INFORMATION PROVIDED -
————————

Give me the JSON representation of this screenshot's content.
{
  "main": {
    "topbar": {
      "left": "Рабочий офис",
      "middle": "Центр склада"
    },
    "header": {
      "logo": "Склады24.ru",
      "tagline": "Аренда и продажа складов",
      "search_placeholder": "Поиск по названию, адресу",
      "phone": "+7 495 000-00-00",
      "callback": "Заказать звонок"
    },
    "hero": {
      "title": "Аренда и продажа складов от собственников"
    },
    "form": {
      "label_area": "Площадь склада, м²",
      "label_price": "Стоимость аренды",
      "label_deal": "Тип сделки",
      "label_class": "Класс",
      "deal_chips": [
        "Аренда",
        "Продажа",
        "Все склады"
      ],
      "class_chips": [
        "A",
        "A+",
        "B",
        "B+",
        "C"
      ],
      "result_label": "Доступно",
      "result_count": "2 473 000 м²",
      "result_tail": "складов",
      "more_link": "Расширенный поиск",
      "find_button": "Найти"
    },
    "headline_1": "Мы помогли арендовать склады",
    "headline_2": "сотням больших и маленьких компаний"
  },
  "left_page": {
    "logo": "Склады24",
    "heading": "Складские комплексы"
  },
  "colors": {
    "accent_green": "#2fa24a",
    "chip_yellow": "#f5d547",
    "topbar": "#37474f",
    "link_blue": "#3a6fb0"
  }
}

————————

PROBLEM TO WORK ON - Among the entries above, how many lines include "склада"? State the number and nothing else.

RESULT - 2